■ Aim of the task ■
All entries need to be written out again exactly, without their pictures.

──────────────────────────────

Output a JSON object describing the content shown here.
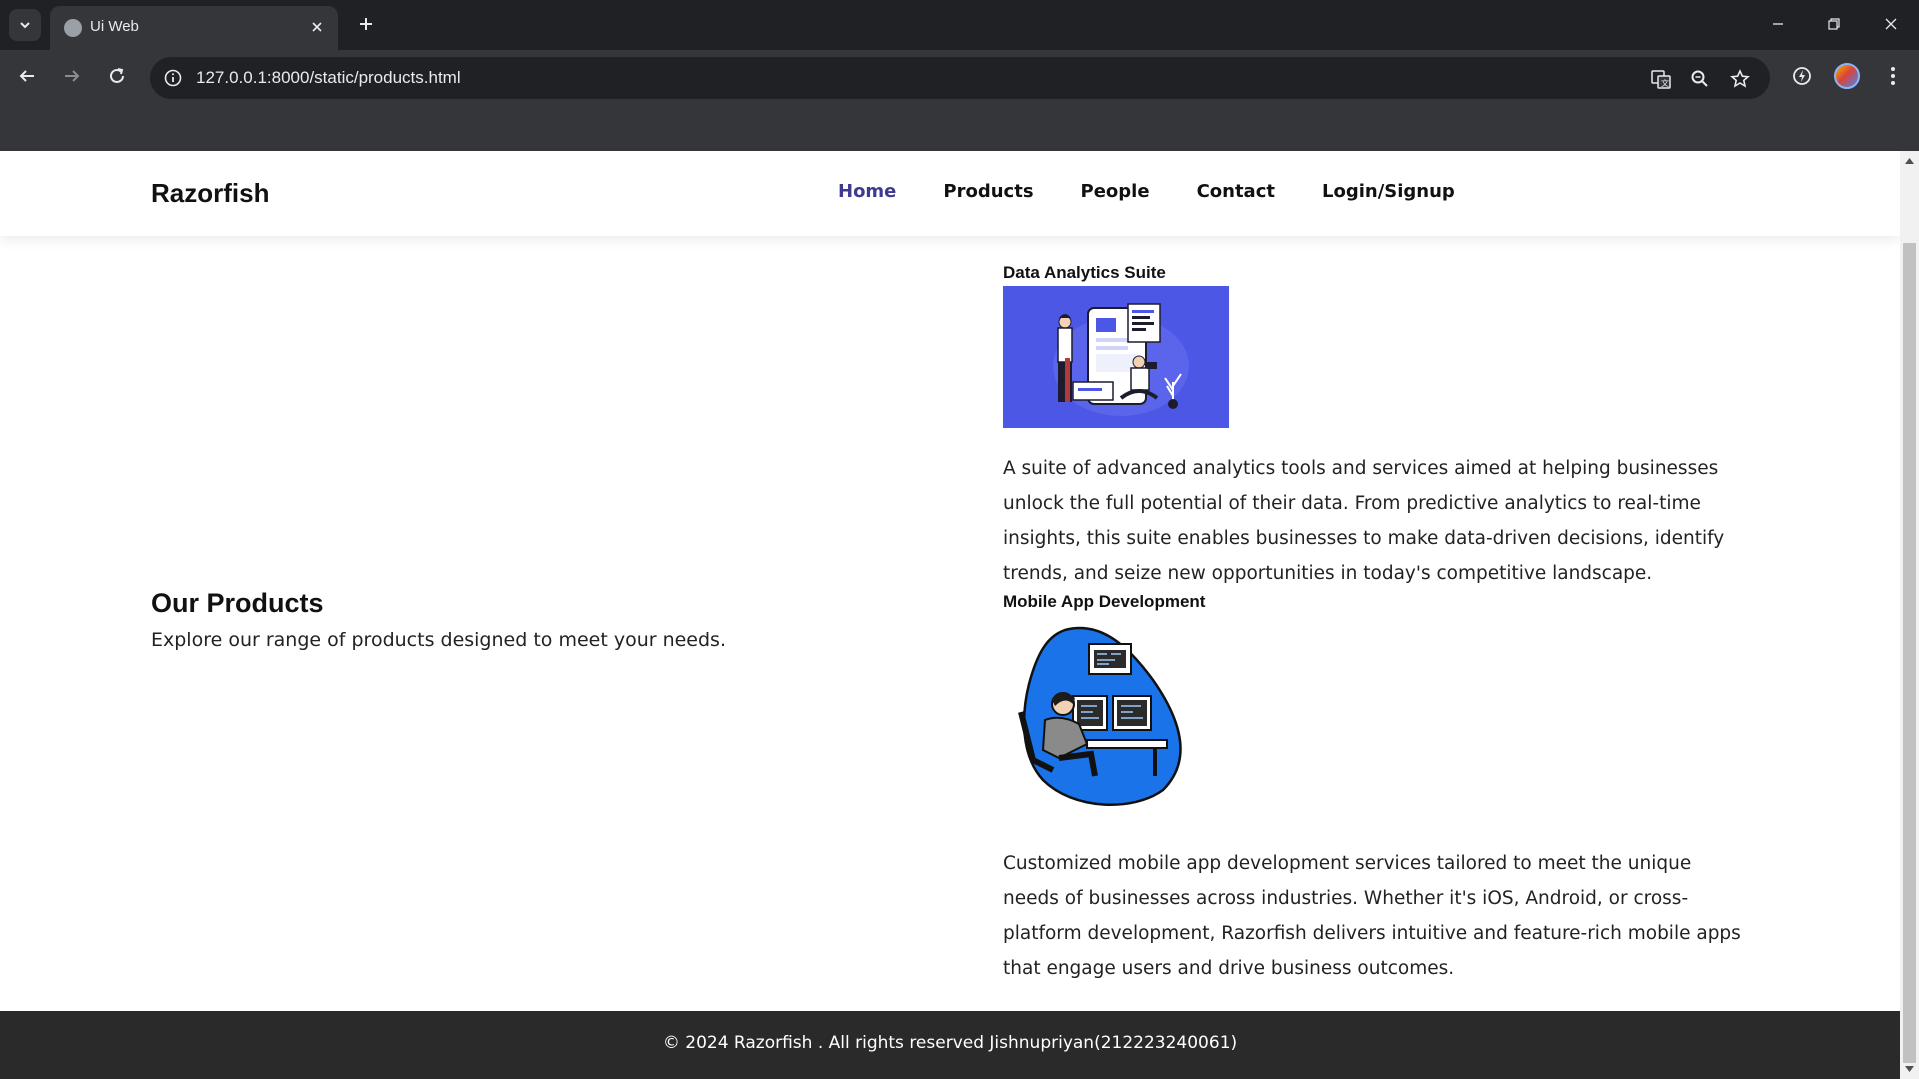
{
  "browser": {
    "tab_title": "Ui Web",
    "url": "127.0.0.1:8000/static/products.html"
  },
  "site": {
    "brand": "Razorfish",
    "nav": [
      {
        "label": "Home",
        "active": true
      },
      {
        "label": "Products",
        "active": false
      },
      {
        "label": "People",
        "active": false
      },
      {
        "label": "Contact",
        "active": false
      },
      {
        "label": "Login/Signup",
        "active": false
      }
    ]
  },
  "intro": {
    "title": "Our Products",
    "subtitle": "Explore our range of products designed to meet your needs."
  },
  "products": [
    {
      "name": "Data Analytics Suite",
      "description": "A suite of advanced analytics tools and services aimed at helping businesses unlock the full potential of their data. From predictive analytics to real-time insights, this suite enables businesses to make data-driven decisions, identify trends, and seize new opportunities in today's competitive landscape."
    },
    {
      "name": "Mobile App Development",
      "description": "Customized mobile app development services tailored to meet the unique needs of businesses across industries. Whether it's iOS, Android, or cross-platform development, Razorfish delivers intuitive and feature-rich mobile apps that engage users and drive business outcomes."
    }
  ],
  "footer": {
    "text": "© 2024 Razorfish . All rights reserved Jishnupriyan(212223240061)"
  },
  "colors": {
    "nav_active": "#3d3a8f",
    "illustration_blue": "#4c57e5",
    "dev_blue": "#1a73e8",
    "footer_bg": "#2a2a2a"
  }
}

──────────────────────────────

■ Answer to this task ■
Output a JSON object describing the content shown here.
{
  "browser": {
    "tab_title": "Ui Web",
    "url": "127.0.0.1:8000/static/products.html"
  },
  "site": {
    "brand": "Razorfish",
    "nav": [
      {
        "label": "Home",
        "active": true
      },
      {
        "label": "Products",
        "active": false
      },
      {
        "label": "People",
        "active": false
      },
      {
        "label": "Contact",
        "active": false
      },
      {
        "label": "Login/Signup",
        "active": false
      }
    ]
  },
  "intro": {
    "title": "Our Products",
    "subtitle": "Explore our range of products designed to meet your needs."
  },
  "products": [
    {
      "name": "Data Analytics Suite",
      "description": "A suite of advanced analytics tools and services aimed at helping businesses unlock the full potential of their data. From predictive analytics to real-time insights, this suite enables businesses to make data-driven decisions, identify trends, and seize new opportunities in today's competitive landscape."
    },
    {
      "name": "Mobile App Development",
      "description": "Customized mobile app development services tailored to meet the unique needs of businesses across industries. Whether it's iOS, Android, or cross-platform development, Razorfish delivers intuitive and feature-rich mobile apps that engage users and drive business outcomes."
    }
  ],
  "footer": {
    "text": "© 2024 Razorfish . All rights reserved Jishnupriyan(212223240061)"
  },
  "colors": {
    "nav_active": "#3d3a8f",
    "illustration_blue": "#4c57e5",
    "dev_blue": "#1a73e8",
    "footer_bg": "#2a2a2a"
  }
}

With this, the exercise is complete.